Admittedly, I live in a two e-reader household. I bought a Kindle for my husband as a gift, and about six months later I purchased a Barnes and Noble Nook for myself. I have stacks and stacks of traditional books that I have purchased over the last few years, some read, some not, but they take up so much space. That's what attracted me to the world of e-readers. You can download around 1,500 books to your e-reader, and if that's not enough, you can add a memory card so that you can add to your library.
I'll dispense with the Kindle vs. Nook debate. The main difference is that the Nook has a touch screen menu at the bottom, whereas the Kindle has a little button-like keyboard. As far as design, I slightly prefer the Nook for its touchscreen, but the usability is similar to the Kindle. You can adjust the font size on the screen, so you don't have to worry about text being too small. Additionally, the screen has no glare and really does appear very similar to a printed page. I've not yet seen an iPad in use, but I understand it's pretty cool.
A major advantage to purchasing e-books over printed books is price. Many e-books can be purchased for $9.99 or less compared to $15 to $20 for the print version. Both Amazon and Barnes and Noble offer a selection of free books as well, including many of the classics. Additionally, you can lend and borrow books from your friends who also own e-readers. Another great feature is that you can usually download the first chapter or two to see if you like the book before you purchase it. And, you can shop from home and get the book almost instantly.

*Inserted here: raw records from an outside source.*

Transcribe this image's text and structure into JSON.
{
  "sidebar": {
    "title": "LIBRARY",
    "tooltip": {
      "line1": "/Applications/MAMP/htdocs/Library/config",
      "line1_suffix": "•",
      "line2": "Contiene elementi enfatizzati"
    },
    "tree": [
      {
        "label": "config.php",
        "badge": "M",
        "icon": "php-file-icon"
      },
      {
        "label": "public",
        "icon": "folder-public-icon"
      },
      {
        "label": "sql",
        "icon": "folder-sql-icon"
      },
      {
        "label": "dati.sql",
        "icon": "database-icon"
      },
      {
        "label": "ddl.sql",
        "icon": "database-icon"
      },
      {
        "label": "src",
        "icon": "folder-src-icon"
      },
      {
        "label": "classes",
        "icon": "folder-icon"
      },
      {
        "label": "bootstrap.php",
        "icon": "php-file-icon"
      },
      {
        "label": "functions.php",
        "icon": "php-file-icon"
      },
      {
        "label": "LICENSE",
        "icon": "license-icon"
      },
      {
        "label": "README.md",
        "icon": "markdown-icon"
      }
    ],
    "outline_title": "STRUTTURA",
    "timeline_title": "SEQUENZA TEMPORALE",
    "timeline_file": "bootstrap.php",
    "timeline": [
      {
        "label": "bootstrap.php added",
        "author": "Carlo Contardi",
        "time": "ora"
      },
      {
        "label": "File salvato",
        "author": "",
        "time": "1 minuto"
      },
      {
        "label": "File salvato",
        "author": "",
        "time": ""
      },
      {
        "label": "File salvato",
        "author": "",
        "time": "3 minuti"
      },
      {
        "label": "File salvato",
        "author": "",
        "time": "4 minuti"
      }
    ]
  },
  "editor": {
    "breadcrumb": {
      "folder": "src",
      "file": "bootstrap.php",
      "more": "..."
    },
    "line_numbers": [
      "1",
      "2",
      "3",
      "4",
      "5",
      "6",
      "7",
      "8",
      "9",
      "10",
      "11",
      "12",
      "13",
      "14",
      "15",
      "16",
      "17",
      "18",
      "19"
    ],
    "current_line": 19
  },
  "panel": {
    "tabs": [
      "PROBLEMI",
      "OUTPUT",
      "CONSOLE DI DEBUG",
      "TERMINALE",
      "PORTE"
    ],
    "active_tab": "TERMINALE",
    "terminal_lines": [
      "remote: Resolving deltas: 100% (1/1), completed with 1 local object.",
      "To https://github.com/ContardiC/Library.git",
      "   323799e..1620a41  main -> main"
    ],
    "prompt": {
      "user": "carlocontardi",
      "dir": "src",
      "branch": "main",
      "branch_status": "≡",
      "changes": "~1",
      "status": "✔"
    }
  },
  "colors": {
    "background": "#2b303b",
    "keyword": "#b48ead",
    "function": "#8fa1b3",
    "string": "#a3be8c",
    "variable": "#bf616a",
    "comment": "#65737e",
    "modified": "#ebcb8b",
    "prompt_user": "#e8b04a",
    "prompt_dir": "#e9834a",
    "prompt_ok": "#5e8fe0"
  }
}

By the time my daughters are in college, I'm hopeful that most textbooks can be downloaded onto an e-reader, which is a trend that has already begun. You know how outrageously expensive hard cover text books are. Plus, with e-textbooks, they won't have to lug all those heavy books around in a backpack!
As a reader, I'm a fan of the e-book. They do lack a certain tactile quality that you get from a printed book, but for me, the benefits of e-readers outweigh the comfort I get from cracking open a new printed book.
Collectively, authors should certainly be savvy in negotiations with publishers when it comes to e-book royalties. In this pivotal time in the publishing industry, authors should bare their backbones to try to shape a future industry that will treat authors equitably. Of course, that's easy for me to say, as someone who's never negotiated a publishing deal.
What are your thoughts on e-books? Do you feel differently about them from a reader's perspective than you do from a writer's perspective? I'd love to know your thoughts on e-books in general.